Dataset rows describing interfaces
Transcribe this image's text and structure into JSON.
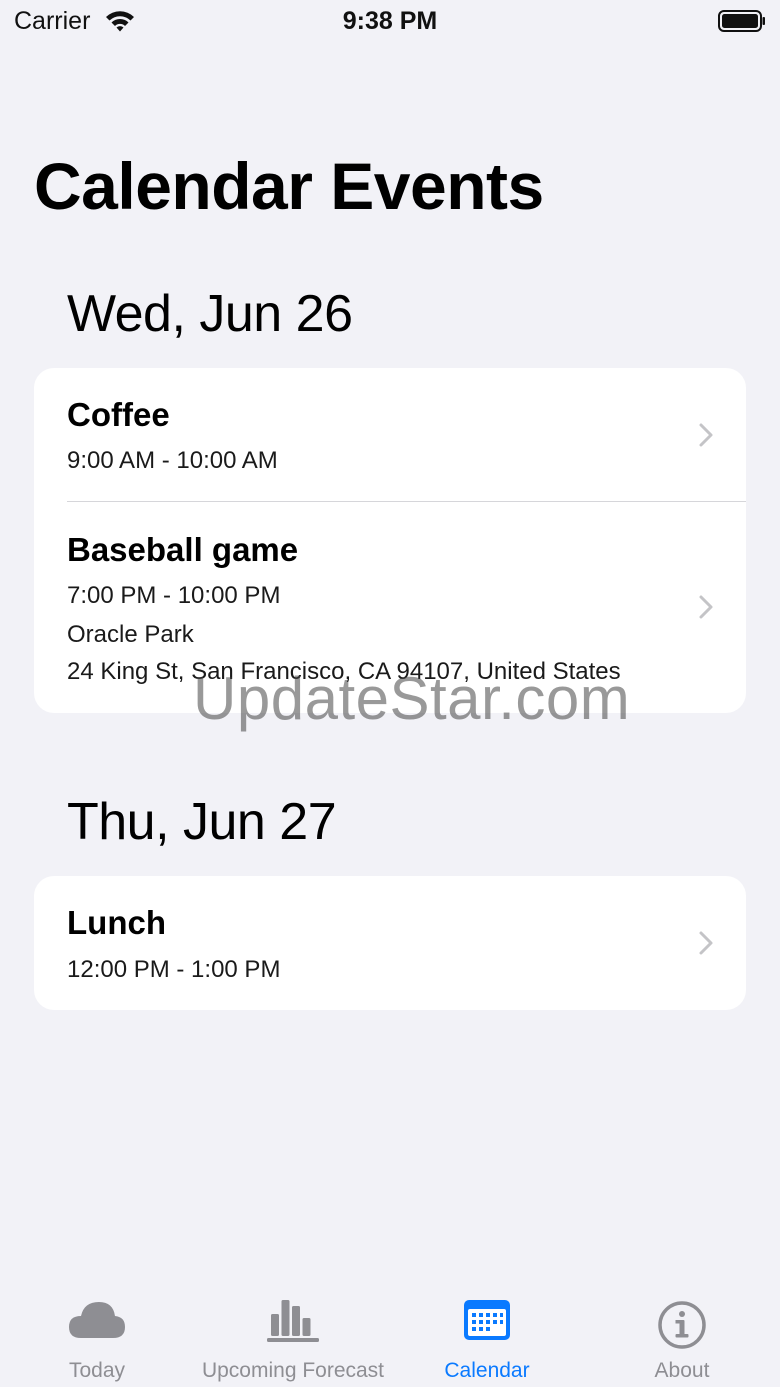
{
  "status_bar": {
    "carrier": "Carrier",
    "time": "9:38 PM",
    "icons": [
      "wifi-icon",
      "battery-icon"
    ]
  },
  "page": {
    "title": "Calendar Events"
  },
  "sections": [
    {
      "date": "Wed, Jun 26",
      "events": [
        {
          "title": "Coffee",
          "time": "9:00 AM - 10:00 AM",
          "location_name": "",
          "address": ""
        },
        {
          "title": "Baseball game",
          "time": "7:00 PM - 10:00 PM",
          "location_name": "Oracle Park",
          "address": "24 King St, San Francisco, CA  94107, United States"
        }
      ]
    },
    {
      "date": "Thu, Jun 27",
      "events": [
        {
          "title": "Lunch",
          "time": "12:00 PM - 1:00 PM",
          "location_name": "",
          "address": ""
        }
      ]
    }
  ],
  "watermark": "UpdateStar.com",
  "tab_bar": {
    "active": "Calendar",
    "accent_color": "#0a7aff",
    "inactive_color": "#8e8e93",
    "tabs": [
      {
        "label": "Today",
        "icon": "cloud-icon"
      },
      {
        "label": "Upcoming Forecast",
        "icon": "bar-chart-icon"
      },
      {
        "label": "Calendar",
        "icon": "calendar-icon"
      },
      {
        "label": "About",
        "icon": "info-icon"
      }
    ]
  }
}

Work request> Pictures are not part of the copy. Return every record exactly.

Solution for this exercise>
Transcribe this image's text and structure into JSON.
{
  "status_bar": {
    "carrier": "Carrier",
    "time": "9:38 PM",
    "icons": [
      "wifi-icon",
      "battery-icon"
    ]
  },
  "page": {
    "title": "Calendar Events"
  },
  "sections": [
    {
      "date": "Wed, Jun 26",
      "events": [
        {
          "title": "Coffee",
          "time": "9:00 AM - 10:00 AM",
          "location_name": "",
          "address": ""
        },
        {
          "title": "Baseball game",
          "time": "7:00 PM - 10:00 PM",
          "location_name": "Oracle Park",
          "address": "24 King St, San Francisco, CA  94107, United States"
        }
      ]
    },
    {
      "date": "Thu, Jun 27",
      "events": [
        {
          "title": "Lunch",
          "time": "12:00 PM - 1:00 PM",
          "location_name": "",
          "address": ""
        }
      ]
    }
  ],
  "watermark": "UpdateStar.com",
  "tab_bar": {
    "active": "Calendar",
    "accent_color": "#0a7aff",
    "inactive_color": "#8e8e93",
    "tabs": [
      {
        "label": "Today",
        "icon": "cloud-icon"
      },
      {
        "label": "Upcoming Forecast",
        "icon": "bar-chart-icon"
      },
      {
        "label": "Calendar",
        "icon": "calendar-icon"
      },
      {
        "label": "About",
        "icon": "info-icon"
      }
    ]
  }
}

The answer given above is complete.